It’s that time of year again, Humans vs Zombies (HvZ)! The spring session started this past Tuesday with the final mission scheduled for tomorrow (Saturday) evening. No I don’t play, but I have enough fun watching students run around with their balled-up socks (way more awesome than Nerf weapons) and hearing “turned” and mission stories. While HvZ was a staple during my fall presentations, I never really looked into it till now and wow, just wow- there are so many different rules and play styles. Since I’m no expert, I’ve reached out to some of my favorite people on campus (read: everyone) for some insight into HvZ, but let’s start with some context –
Jason, what are you talking about? What is HvZ?
Well, according to their website, Humans vs Zombies is a 5-day game of moderated tag that involves “human” and “zombie” players. Zombies try to tag humans and humans try to avoid getting tagged and defend themselves with approved “weaponry.” There is a very extensive rules page which explains stuns, missions, weaponry, safe zones and even different human classes and special infected types. As of writing this post, there are 159 humans are left in the game versus 130 zombies. Likely my favorite part of the game is the tracking they do through their website, especially the comments zombie players enter with their earned feed codes.
What are Mudders saying about it?
Leslie Forrester ’13
Leslie, one of our senior interns, was a pacifist who believed that violence is not the answer to fixing a zombie apocalypse.

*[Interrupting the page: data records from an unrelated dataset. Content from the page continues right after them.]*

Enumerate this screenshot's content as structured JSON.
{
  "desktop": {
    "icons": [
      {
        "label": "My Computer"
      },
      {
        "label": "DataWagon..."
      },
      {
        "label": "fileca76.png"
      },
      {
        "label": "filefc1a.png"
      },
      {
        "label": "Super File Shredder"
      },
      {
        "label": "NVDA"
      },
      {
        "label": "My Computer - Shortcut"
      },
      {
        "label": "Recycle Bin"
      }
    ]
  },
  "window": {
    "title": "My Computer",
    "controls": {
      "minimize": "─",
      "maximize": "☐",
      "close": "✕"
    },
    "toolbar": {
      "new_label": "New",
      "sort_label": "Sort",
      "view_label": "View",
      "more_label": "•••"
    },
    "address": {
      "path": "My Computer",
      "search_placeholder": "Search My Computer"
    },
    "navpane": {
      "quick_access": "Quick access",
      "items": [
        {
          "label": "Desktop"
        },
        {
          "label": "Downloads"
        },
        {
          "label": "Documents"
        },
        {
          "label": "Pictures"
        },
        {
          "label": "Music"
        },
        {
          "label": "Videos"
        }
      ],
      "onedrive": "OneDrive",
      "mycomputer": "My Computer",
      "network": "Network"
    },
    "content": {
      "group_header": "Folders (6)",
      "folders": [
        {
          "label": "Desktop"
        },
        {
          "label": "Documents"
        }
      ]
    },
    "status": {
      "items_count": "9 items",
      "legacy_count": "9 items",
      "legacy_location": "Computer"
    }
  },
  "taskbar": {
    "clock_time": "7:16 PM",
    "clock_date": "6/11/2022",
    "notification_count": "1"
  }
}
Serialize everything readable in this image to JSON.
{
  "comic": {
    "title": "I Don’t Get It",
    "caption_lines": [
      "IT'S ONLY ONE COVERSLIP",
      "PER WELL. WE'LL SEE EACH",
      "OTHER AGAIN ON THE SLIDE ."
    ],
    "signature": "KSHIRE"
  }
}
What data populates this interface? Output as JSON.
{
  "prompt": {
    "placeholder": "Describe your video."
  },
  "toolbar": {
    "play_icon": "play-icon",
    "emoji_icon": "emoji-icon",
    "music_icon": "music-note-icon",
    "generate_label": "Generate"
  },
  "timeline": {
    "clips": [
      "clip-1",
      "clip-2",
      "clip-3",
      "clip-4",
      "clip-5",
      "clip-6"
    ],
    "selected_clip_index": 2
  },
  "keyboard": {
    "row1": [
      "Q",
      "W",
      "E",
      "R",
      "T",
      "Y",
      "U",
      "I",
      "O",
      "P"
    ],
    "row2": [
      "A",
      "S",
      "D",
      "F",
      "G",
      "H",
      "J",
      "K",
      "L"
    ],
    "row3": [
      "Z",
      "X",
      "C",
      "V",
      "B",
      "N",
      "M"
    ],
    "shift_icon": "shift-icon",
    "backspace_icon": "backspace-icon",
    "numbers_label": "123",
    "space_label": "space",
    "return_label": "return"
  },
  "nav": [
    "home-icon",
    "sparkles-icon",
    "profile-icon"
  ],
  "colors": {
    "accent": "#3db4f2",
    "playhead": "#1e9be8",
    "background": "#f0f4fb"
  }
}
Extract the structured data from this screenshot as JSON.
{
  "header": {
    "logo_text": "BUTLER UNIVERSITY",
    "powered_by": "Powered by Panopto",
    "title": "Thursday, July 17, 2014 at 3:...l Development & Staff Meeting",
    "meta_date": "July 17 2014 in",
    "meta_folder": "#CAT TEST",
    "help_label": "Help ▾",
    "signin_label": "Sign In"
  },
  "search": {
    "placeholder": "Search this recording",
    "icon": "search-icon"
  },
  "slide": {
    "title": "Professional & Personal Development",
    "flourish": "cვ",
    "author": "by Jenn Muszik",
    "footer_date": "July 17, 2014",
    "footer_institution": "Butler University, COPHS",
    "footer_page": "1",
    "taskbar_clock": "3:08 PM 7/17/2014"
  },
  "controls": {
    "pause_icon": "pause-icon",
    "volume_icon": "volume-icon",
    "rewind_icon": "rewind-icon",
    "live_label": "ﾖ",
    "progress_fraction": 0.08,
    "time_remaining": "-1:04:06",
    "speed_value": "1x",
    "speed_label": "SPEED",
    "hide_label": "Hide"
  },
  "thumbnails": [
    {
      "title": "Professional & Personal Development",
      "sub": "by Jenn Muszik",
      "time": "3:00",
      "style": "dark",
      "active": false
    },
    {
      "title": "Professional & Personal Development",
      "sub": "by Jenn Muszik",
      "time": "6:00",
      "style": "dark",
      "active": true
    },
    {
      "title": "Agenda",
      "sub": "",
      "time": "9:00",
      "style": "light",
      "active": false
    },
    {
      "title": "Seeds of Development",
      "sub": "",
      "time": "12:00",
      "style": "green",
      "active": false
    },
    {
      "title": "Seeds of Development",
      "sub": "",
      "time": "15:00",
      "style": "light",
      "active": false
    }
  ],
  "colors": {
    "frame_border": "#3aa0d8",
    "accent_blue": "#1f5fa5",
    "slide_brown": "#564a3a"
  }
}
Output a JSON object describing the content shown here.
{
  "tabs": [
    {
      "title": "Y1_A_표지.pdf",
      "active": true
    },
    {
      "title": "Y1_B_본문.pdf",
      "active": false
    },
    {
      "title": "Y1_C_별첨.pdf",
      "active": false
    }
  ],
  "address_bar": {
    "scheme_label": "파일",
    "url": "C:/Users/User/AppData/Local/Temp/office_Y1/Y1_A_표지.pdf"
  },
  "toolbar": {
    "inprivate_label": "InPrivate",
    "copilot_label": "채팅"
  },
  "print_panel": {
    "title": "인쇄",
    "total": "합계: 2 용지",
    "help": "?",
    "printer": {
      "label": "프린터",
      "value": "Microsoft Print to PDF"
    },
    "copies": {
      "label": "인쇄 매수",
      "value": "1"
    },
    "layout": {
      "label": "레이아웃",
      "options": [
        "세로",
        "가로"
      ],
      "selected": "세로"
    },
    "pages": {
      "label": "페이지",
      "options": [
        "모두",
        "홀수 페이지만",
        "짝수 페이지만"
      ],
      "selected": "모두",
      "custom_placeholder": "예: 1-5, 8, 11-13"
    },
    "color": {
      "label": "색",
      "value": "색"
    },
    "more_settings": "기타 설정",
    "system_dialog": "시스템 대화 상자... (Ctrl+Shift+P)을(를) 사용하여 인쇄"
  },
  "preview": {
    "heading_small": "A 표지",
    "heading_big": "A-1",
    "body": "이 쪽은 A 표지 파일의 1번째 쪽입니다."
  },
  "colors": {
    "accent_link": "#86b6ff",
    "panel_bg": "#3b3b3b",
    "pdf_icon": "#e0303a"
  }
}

She chose to be a pacifist since she owned no Nerf weapons and didn’t want to lose any of her fancy socks (I’m making the assumption Leslie’s socks are fancy). Asked if she regretted choosing to be a pacifist, Leslie answered no. She didn’t expect to last very long and had fun while it lasted. While she’s not a very active zombie (I know right?), she still enjoys putting on her headband while casually walking around campus to play mind-games on remaining human players she encounters. Cause you never know what Leslie’s going to do, NEVER.
How she was turned: Leslie was turned on day 2. She was tricked by one of her friends and pleaded with them when she realized she was cornered. Leslie, there’s no reasoning with zombies! They only want BRAINS! Leslie’s lesson from all this, “Don’t trust zombies.”
Cori McElwain ’13
Cori, another one of our senior interns, was also a pacifist. Her strategy was to take less traveled paths to classes and meals. Also, go very fast- she wore workout clothes and running shoes everywhere she went (fashionable while aerodynamic, I approve).
How she was turned: Cori was turned on day 3. While she survived a thrilling chase on day 1 back to her dorm, she wasn’t so lucky on her next trip to lunch. She was surrounded by the horde and tagged by someone listed as Nom Nom Brains Oratz, the leading zombie player for Mudd with 11 tags. He started out as a pacifist, but seems to have taken a liking for BRAINS!
James McConnaughey ’14
Quote from James: “I see people with Nerf guns. That seems fun. I, honestly just don’t have the time, money or motivation to get a gun. I keep a pair of socks in either hand and make sure the laces on my running shoes are well tied. Being chased by a horde of brain-hungry corpses is a great way to get your mind off of work. I started the capture the flag club my freshman year, which has long since fizzled out. Maybe that’s why I run. Humans vs Zombies gives me a shot of nostalgic adrenaline.” Well said, good sir.
How he was turned: I interviewed James when he was still a human, but according to the feed on the HvZ website, he fell this morning to a zombie player from Pomona who reported 7 tags at 11:04 am and has earned “Double Tap” status with 10 BRAINS!
Dustin Kane ’16
Dustin sees the spirit of Harvey Mudd College’s collaborative environment in HvZ. In his words, “Just like we don’t compete for grades, and help one another, we work together as humans to ensure our survival. We don’t use each other as bait. We never leave anyone behind. We go in groups when we hear someone is bogged down by the Hoch (our dining hall) or by Hixon Court. We come as saviors to our fellow humans because that’s what Mudders do in almost all aspects. A lone human isn’t going to survive the horde. We have to work together, watch each others backs, check corners, call out potential zombie threats. HvZ is an entirely collaborative team activity.”
How he was turned: Also not sure. Dustin also fell this morning to what most refer to as the “winning team.” He received his trusty weapon from a senior who only wanted one thing in return, for him to survive. Maybe next year, Dustin? In the mean time, BRAINS!
Update: As I finish writing this post, there has been a 12-player swing in favor of the zombies. The count is now 147 humans and 142 zombies. Good luck to all the remaining human players on your final mission! And for readers that have stuck it out this far, how many times have I written BRAINS?!